Please repeat the listing below in its entirety, exactly.

::: Material shown :::

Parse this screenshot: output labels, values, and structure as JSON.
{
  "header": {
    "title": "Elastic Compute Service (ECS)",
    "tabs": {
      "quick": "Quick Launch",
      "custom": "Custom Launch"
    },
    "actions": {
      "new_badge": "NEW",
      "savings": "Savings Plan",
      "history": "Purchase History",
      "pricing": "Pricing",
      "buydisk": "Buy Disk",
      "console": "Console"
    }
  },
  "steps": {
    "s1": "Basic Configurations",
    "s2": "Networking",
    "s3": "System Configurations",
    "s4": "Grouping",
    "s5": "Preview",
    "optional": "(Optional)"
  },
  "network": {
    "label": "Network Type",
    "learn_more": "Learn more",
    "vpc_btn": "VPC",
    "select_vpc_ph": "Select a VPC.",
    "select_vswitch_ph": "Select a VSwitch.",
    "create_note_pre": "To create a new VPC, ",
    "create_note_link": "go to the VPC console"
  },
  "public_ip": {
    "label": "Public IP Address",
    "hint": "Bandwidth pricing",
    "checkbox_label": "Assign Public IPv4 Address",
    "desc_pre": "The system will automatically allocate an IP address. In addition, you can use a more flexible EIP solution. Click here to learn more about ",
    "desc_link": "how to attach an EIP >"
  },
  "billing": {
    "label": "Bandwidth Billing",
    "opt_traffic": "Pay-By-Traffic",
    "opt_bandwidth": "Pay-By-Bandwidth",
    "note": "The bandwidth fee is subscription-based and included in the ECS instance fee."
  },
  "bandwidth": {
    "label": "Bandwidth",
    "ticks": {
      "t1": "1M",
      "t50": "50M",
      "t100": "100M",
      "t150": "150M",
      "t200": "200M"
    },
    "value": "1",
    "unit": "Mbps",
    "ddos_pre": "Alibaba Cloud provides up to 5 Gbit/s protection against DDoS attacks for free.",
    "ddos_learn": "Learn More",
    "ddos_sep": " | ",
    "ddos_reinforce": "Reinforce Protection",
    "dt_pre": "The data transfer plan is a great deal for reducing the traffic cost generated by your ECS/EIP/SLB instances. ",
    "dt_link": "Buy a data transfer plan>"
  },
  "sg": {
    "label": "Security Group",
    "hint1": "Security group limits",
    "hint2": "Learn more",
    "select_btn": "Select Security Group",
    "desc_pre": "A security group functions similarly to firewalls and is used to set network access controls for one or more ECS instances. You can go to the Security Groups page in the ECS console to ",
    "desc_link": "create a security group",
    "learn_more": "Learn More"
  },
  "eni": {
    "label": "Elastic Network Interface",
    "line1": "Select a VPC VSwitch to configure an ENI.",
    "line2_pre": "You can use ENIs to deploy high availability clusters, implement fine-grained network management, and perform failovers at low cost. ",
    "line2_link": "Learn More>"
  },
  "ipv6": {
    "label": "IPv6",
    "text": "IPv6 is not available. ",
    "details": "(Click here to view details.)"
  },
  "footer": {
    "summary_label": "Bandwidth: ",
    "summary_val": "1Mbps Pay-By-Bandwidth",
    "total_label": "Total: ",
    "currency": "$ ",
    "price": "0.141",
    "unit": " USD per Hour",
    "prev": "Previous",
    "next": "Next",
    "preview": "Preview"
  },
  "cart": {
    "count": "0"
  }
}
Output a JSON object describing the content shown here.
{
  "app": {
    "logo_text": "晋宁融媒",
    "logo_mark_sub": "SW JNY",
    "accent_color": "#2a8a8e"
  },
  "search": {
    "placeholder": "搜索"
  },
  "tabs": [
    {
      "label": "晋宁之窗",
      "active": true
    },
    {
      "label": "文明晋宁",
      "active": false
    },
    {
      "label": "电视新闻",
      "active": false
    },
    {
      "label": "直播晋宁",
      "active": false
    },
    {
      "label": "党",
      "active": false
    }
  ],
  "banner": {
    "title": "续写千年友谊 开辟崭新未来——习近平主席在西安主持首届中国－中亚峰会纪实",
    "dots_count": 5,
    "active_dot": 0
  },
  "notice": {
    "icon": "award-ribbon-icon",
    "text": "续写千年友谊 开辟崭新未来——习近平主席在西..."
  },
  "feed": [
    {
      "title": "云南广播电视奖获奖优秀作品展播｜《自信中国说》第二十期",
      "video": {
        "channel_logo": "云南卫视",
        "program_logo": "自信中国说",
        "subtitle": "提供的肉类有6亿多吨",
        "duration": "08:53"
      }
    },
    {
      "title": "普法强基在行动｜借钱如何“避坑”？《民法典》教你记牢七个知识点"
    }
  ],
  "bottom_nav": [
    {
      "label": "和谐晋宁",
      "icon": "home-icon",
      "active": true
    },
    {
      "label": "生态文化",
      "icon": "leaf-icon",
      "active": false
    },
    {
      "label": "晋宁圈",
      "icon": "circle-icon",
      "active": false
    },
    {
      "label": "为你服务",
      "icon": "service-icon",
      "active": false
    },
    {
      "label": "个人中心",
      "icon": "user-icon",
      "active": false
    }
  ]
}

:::

Answer to the problem:
Parse this screenshot: output labels, values, and structure as JSON.
{
  "header": {
    "title": "Elastic Compute Service (ECS)",
    "tabs": {
      "quick": "Quick Launch",
      "custom": "Custom Launch"
    },
    "actions": {
      "new_badge": "NEW",
      "savings": "Savings Plan",
      "history": "Purchase History",
      "pricing": "Pricing",
      "buydisk": "Buy Disk",
      "console": "Console"
    }
  },
  "steps": {
    "s1": "Basic Configurations",
    "s2": "Networking",
    "s3": "System Configurations",
    "s4": "Grouping",
    "s5": "Preview",
    "optional": "(Optional)"
  },
  "network": {
    "label": "Network Type",
    "learn_more": "Learn more",
    "vpc_btn": "VPC",
    "select_vpc_ph": "Select a VPC.",
    "select_vswitch_ph": "Select a VSwitch.",
    "create_note_pre": "To create a new VPC, ",
    "create_note_link": "go to the VPC console"
  },
  "public_ip": {
    "label": "Public IP Address",
    "hint": "Bandwidth pricing",
    "checkbox_label": "Assign Public IPv4 Address",
    "desc_pre": "The system will automatically allocate an IP address. In addition, you can use a more flexible EIP solution. Click here to learn more about ",
    "desc_link": "how to attach an EIP >"
  },
  "billing": {
    "label": "Bandwidth Billing",
    "opt_traffic": "Pay-By-Traffic",
    "opt_bandwidth": "Pay-By-Bandwidth",
    "note": "The bandwidth fee is subscription-based and included in the ECS instance fee."
  },
  "bandwidth": {
    "label": "Bandwidth",
    "ticks": {
      "t1": "1M",
      "t50": "50M",
      "t100": "100M",
      "t150": "150M",
      "t200": "200M"
    },
    "value": "1",
    "unit": "Mbps",
    "ddos_pre": "Alibaba Cloud provides up to 5 Gbit/s protection against DDoS attacks for free.",
    "ddos_learn": "Learn More",
    "ddos_sep": " | ",
    "ddos_reinforce": "Reinforce Protection",
    "dt_pre": "The data transfer plan is a great deal for reducing the traffic cost generated by your ECS/EIP/SLB instances. ",
    "dt_link": "Buy a data transfer plan>"
  },
  "sg": {
    "label": "Security Group",
    "hint1": "Security group limits",
    "hint2": "Learn more",
    "select_btn": "Select Security Group",
    "desc_pre": "A security group functions similarly to firewalls and is used to set network access controls for one or more ECS instances. You can go to the Security Groups page in the ECS console to ",
    "desc_link": "create a security group",
    "learn_more": "Learn More"
  },
  "eni": {
    "label": "Elastic Network Interface",
    "line1": "Select a VPC VSwitch to configure an ENI.",
    "line2_pre": "You can use ENIs to deploy high availability clusters, implement fine-grained network management, and perform failovers at low cost. ",
    "line2_link": "Learn More>"
  },
  "ipv6": {
    "label": "IPv6",
    "text": "IPv6 is not available. ",
    "details": "(Click here to view details.)"
  },
  "footer": {
    "summary_label": "Bandwidth: ",
    "summary_val": "1Mbps Pay-By-Bandwidth",
    "total_label": "Total: ",
    "currency": "$ ",
    "price": "0.141",
    "unit": " USD per Hour",
    "prev": "Previous",
    "next": "Next",
    "preview": "Preview"
  },
  "cart": {
    "count": "0"
  }
}
Output a JSON object describing the content shown here.
{
  "app": {
    "logo_text": "晋宁融媒",
    "logo_mark_sub": "SW JNY",
    "accent_color": "#2a8a8e"
  },
  "search": {
    "placeholder": "搜索"
  },
  "tabs": [
    {
      "label": "晋宁之窗",
      "active": true
    },
    {
      "label": "文明晋宁",
      "active": false
    },
    {
      "label": "电视新闻",
      "active": false
    },
    {
      "label": "直播晋宁",
      "active": false
    },
    {
      "label": "党",
      "active": false
    }
  ],
  "banner": {
    "title": "续写千年友谊 开辟崭新未来——习近平主席在西安主持首届中国－中亚峰会纪实",
    "dots_count": 5,
    "active_dot": 0
  },
  "notice": {
    "icon": "award-ribbon-icon",
    "text": "续写千年友谊 开辟崭新未来——习近平主席在西..."
  },
  "feed": [
    {
      "title": "云南广播电视奖获奖优秀作品展播｜《自信中国说》第二十期",
      "video": {
        "channel_logo": "云南卫视",
        "program_logo": "自信中国说",
        "subtitle": "提供的肉类有6亿多吨",
        "duration": "08:53"
      }
    },
    {
      "title": "普法强基在行动｜借钱如何“避坑”？《民法典》教你记牢七个知识点"
    }
  ],
  "bottom_nav": [
    {
      "label": "和谐晋宁",
      "icon": "home-icon",
      "active": true
    },
    {
      "label": "生态文化",
      "icon": "leaf-icon",
      "active": false
    },
    {
      "label": "晋宁圈",
      "icon": "circle-icon",
      "active": false
    },
    {
      "label": "为你服务",
      "icon": "service-icon",
      "active": false
    },
    {
      "label": "个人中心",
      "icon": "user-icon",
      "active": false
    }
  ]
}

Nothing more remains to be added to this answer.